A. Your posters, printed after World War II, probably used artwork originally made for other purposes. For example, Rockwell's painting of the telephone lineman was originally a 1947 AT & amp;T promotion. But after a while, other companies would have been able to use these images with permission -- and could add their own messages. Messages of war, peace and security continued through the early 1950s, while the Korean War was going on and the Cold War was under way. Elliott Services Co. was known for producing posters designed to discourage union membership. Your posters were made to be hung in company cafeterias or coffee rooms to help employees feel a sense of responsibility and cooperation. Posters like yours are not selling for high prices today.

Q. In 1970, I acquired a butter plate with a stylized hummingbird in the middle. The bottom is marked "Made expressly for Santa Fe dining car service." I'm assuming that this dish was originally made for the Santa Fe railroad. I know I've seen reissues of this pattern at a mall in Albuquerque, N.M.

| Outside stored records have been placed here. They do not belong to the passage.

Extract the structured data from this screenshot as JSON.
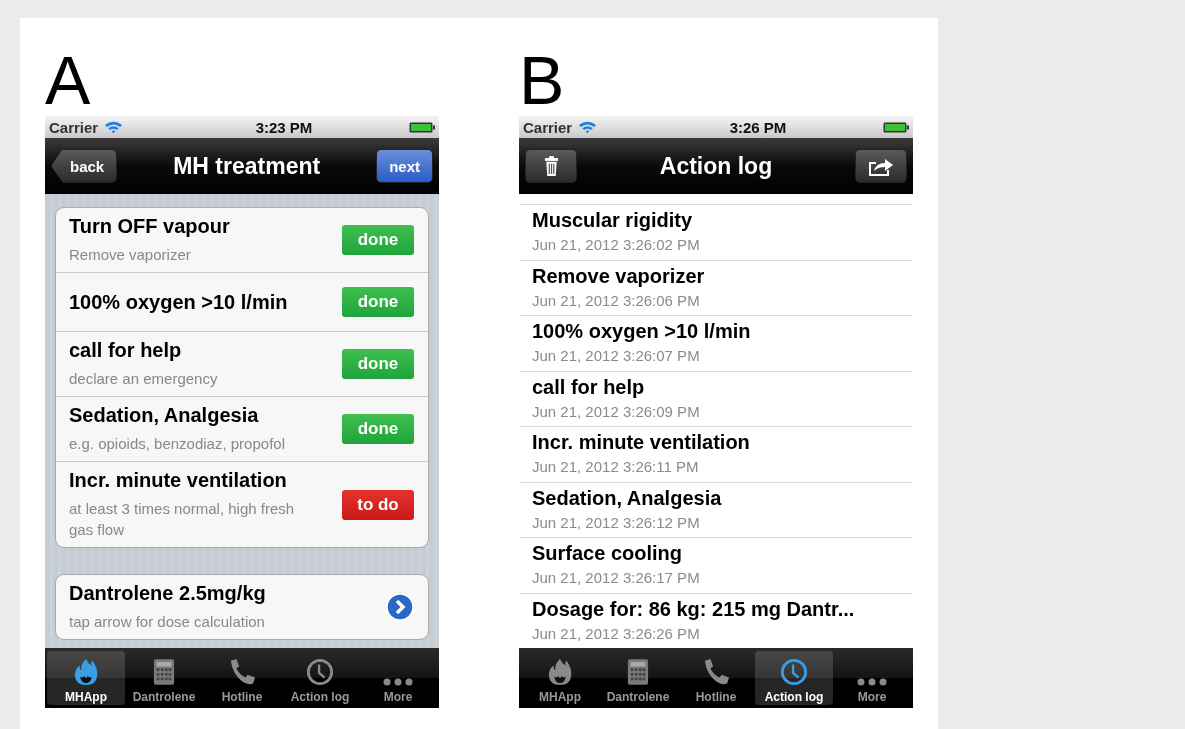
{
  "panels": [
    {
      "letter": "A",
      "status": {
        "carrier": "Carrier",
        "time": "3:23 PM"
      },
      "nav": {
        "title": "MH treatment",
        "left": {
          "kind": "back",
          "label": "back"
        },
        "right": {
          "kind": "next",
          "label": "next"
        }
      },
      "content": {
        "kind": "checklist",
        "groups": [
          {
            "rows": [
              {
                "title": "Turn OFF vapour",
                "subtitle": "Remove vaporizer",
                "status": {
                  "label": "done",
                  "done": true
                }
              },
              {
                "title": "100% oxygen >10 l/min",
                "status": {
                  "label": "done",
                  "done": true
                }
              },
              {
                "title": "call for help",
                "subtitle": "declare an emergency",
                "status": {
                  "label": "done",
                  "done": true
                }
              },
              {
                "title": "Sedation, Analgesia",
                "subtitle": "e.g. opioids, benzodiaz, propofol",
                "status": {
                  "label": "done",
                  "done": true
                }
              },
              {
                "title": "Incr. minute ventilation",
                "subtitle": "at least 3 times normal, high fresh gas flow",
                "status": {
                  "label": "to do",
                  "done": false
                }
              }
            ]
          },
          {
            "rows": [
              {
                "title": "Dantrolene 2.5mg/kg",
                "subtitle": "tap arrow for dose calculation",
                "disclosure": true
              }
            ]
          }
        ]
      },
      "tabs": [
        {
          "label": "MHApp",
          "selected": true
        },
        {
          "label": "Dantrolene",
          "selected": false
        },
        {
          "label": "Hotline",
          "selected": false
        },
        {
          "label": "Action log",
          "selected": false
        },
        {
          "label": "More",
          "selected": false
        }
      ]
    },
    {
      "letter": "B",
      "status": {
        "carrier": "Carrier",
        "time": "3:26 PM"
      },
      "nav": {
        "title": "Action log",
        "left": {
          "kind": "trash"
        },
        "right": {
          "kind": "share"
        }
      },
      "content": {
        "kind": "log",
        "entries": [
          {
            "title": "Muscular rigidity",
            "time": "Jun 21, 2012 3:26:02 PM"
          },
          {
            "title": "Remove vaporizer",
            "time": "Jun 21, 2012 3:26:06 PM"
          },
          {
            "title": "100% oxygen >10 l/min",
            "time": "Jun 21, 2012 3:26:07 PM"
          },
          {
            "title": "call for help",
            "time": "Jun 21, 2012 3:26:09 PM"
          },
          {
            "title": "Incr. minute ventilation",
            "time": "Jun 21, 2012 3:26:11 PM"
          },
          {
            "title": "Sedation, Analgesia",
            "time": "Jun 21, 2012 3:26:12 PM"
          },
          {
            "title": "Surface cooling",
            "time": "Jun 21, 2012 3:26:17 PM"
          },
          {
            "title": "Dosage for: 86 kg: 215 mg Dantr...",
            "time": "Jun 21, 2012 3:26:26 PM"
          }
        ]
      },
      "tabs": [
        {
          "label": "MHApp",
          "selected": false
        },
        {
          "label": "Dantrolene",
          "selected": false
        },
        {
          "label": "Hotline",
          "selected": false
        },
        {
          "label": "Action log",
          "selected": true
        },
        {
          "label": "More",
          "selected": false
        }
      ]
    }
  ]
}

A. Your individual butter plate is a piece of railroad china in the Mimbreno pattern. The pattern was designed by Mary Colter, an artist who worked for the Santa Fe Railway Co. and its food service, the Fred Harvey Co. Colter's designs were inspired by the pottery of the Mimbres Indians of the Southwest -- pottery originally made about A.D. 1100. Santa Fe's Mimbreno china was manufactured by the Onondaga Pottery Co. of Syracuse, N.Y., better known by its trade name, Syracuse China. The Mimbreno pattern was produced from 1936 to 1970 and was used starting in 1937 on Santa Fe's Chief and Super Chief trains, which ran between Chicago and California. Known reproductions are marked as reproductions. Your original butter dish would sell for about $30.

Q. I found a Walt Disney inflatable pool toy when I was cleaning out my parents' house. I think it's from the 1940s. It's white, with drawings in red, yellow and black. The four illustrations picture Mickey and Huey sailing, Pluto in a bucket with Dewey swimming, Donald Duck and Louie fishing from a boat, and Goofy rowing. It is marked "Ideal." Our grandchildren have been enjoying the toy in our pool, but I'm wondering if the ring is valuable.

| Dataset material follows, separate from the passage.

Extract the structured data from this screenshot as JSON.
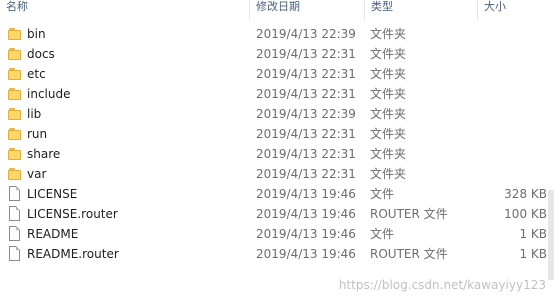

A. Inflatable toys -- even Disney's -- sell for only a few dollars. Ideal made inflatable toys for Disney from 1968 until 1982, so your blowup ring was not made earlier than 1968. Let your grandkids play with the toy, unless you want to save it from further wear and tear.

Q. I inherited a sapphire ring from my grandmother. I love the ring, but I also love the sterling-silver ring box that came with it. How rare is this type of box? Does it have a value by itself?

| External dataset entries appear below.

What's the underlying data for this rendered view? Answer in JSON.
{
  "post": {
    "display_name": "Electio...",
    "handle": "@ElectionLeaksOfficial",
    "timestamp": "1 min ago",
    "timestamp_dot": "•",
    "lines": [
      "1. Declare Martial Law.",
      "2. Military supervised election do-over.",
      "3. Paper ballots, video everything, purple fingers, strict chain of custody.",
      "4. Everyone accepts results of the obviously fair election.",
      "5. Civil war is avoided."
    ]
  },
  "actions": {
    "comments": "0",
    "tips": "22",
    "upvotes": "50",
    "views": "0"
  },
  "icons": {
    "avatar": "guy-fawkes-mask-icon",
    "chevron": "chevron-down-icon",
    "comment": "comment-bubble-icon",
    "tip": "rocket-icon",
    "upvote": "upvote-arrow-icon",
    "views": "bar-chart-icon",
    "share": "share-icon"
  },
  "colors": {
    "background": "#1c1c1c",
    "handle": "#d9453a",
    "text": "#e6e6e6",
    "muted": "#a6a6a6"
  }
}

A. Sterling-silver ring boxes were not widely distributed. Most date from between 1880 and 1960, and were sold to jewelry and department stores. The boxes were given to customers who purchased rings expensive enough to deserve a sterling box. Today the boxes are considered little treasures by some collectors. You'll find them for sale at prices ranging from $40 to $250.

XThe Kovels answer as many questions as possible through the column. By sending a letter with a question, you give full permission for its use in the column or any other Kovel forum. Names and addresses will not be published. We cannot guarantee the return of any photograph, but if a stamped envelope is included, we will try. The volume of mail makes personal answers or appraisals impossible. Write to Kovels, The Vindicator, King Features Syndicate, 888 Seventh Ave., New York, NY 10019.

& copy; 2005 by Cowles Syndicate Inc.




Comments

Use the comment form below to begin a discussion about this content.


News
Opinion
Entertainment
Sports
Marketplace
Classifieds
Records
Discussions
Community
Help
Forms
Neighbors

HomeTerms of UsePrivacy StatementAdvertiseStaff DirectoryHelp
© 2014 Vindy.com. All rights reserved. A service of The Vindicator.
107 Vindicator Square. Youngstown, OH 44503

Phone Main: 330.747.1471 • Interactive Advertising: 330.740.2955 • Classified Advertising: 330.746.6565
Sponsored Links: Vindy Wheels | Vindy Jobs | Vindy Homes | Pittsburgh International Airport